And this led me back to the topic of Trust. So, what is it? For me to understand it, I need to break it down into parts as it is such a major thing. First, it is an emotional act because we are vulnerable when we trust. We hope with all our heart that the person we trust will not take advantage of that vulnerability.
Then it’s about reliability and loyalty, two things that are fundamental to sustaining any relationship. If I cannot rely on a person, then I cannot fully trust them. Another important part of trust is being able to assume the best in a person, even if they have let us down. Trust enables us to have a deeper connection to people and allows that connection to withstand the roughest of seas. So, if I trust someone deeply, I will be able to overlook certain misgivings because I assume the best and will give them the benefit of the doubt. Knowing that a person has my back allows me to feel comfortable and not have to worry about what their motives are.
There is one key ingredient that will allow us to fully trust someone and that is self-belief. We need to realise the true value that we each have, and we need to treasure it. Of course, it’s great when other people believe in us but it’s futile if we don’t believe in ourselves, first and foremost. It’s amazing how many of us get through life without self-belief and spend our lives craving the validation of others. When it comes, it’s great. But when it doesn’t, our lives are miserable. It’s a sad state of affairs for me to admit that I only very recently started to believe in myself. I’m pretty sure that giving up alcohol allowed me to get in touch with my true feelings and has underpinned this sense of self-actualisation. I can’t say it enough, when I drank alcohol, I numbed the pain and I numbed the joy. Now that I have been completely sober for over eight months, I am experiencing the gamut of feelings. I feel more alive and I am able to appreciate all that I have. When bad feelings come, which is an inevitable part of living, I am dealing with them in a more constructive way. When shit happens, as it invariably does, I face it rather than pretend it’s not there.
No more numbing
Being able to give up something as addictive and culturally pervasive as alcohol has allowed my belief in myself to grow from a dry seed gasping for water to a young plant that is slowing sprouting leaves and will one day blossom. It’s a journey and things don’t change overnight but I am already hugely encouraged by my transformation so far. And without wanting to sound like a broken record, I do need to remind you about self-compassion and how it bolsters us in all sorts of ways. It allows us to be more forgiving of ourselves and others. In fact, for anyone dealing with an addiction of any kind, forgiveness is key to recovery.
When we believe in ourselves, we become powerful. We gain a confidence that enables us to trust our inner self. We can allow ourselves to be guided by intuition because we are in touch with it. We will not be swayed by external forces because our truth is clear to us. So, when that friend starts to bitch, we have the strength and the sensitivity to steer the conversation in a direction that will result in both parties feeling more secure in the friendship. We can work on growing that friendship into something meaningful and lasting and while we’re at it, feel damn good about ourselves. I truly believe that if we’re not kind to others, we cannot be kind to ourselves. And I will leave you this week with food for thought from the wonderful poet and civil rights activist, Maya Angelou who said:

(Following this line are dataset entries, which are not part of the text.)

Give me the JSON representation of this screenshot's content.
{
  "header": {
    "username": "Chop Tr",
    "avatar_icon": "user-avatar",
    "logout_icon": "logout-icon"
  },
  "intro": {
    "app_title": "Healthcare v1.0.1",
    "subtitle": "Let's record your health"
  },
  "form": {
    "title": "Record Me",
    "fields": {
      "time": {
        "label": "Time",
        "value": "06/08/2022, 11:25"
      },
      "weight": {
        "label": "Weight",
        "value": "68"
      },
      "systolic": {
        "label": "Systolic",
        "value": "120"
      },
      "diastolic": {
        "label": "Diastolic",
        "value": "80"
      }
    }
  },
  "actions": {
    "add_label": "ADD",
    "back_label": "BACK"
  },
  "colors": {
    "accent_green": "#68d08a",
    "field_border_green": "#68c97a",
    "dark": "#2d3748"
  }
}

I don’t trust people who don’t love themselves and tell me, ‘I love you.’ … There is an African saying which is: Be careful when a naked person offers you a shirt.
Thanks, as always, for taking the time to read this week’s offering.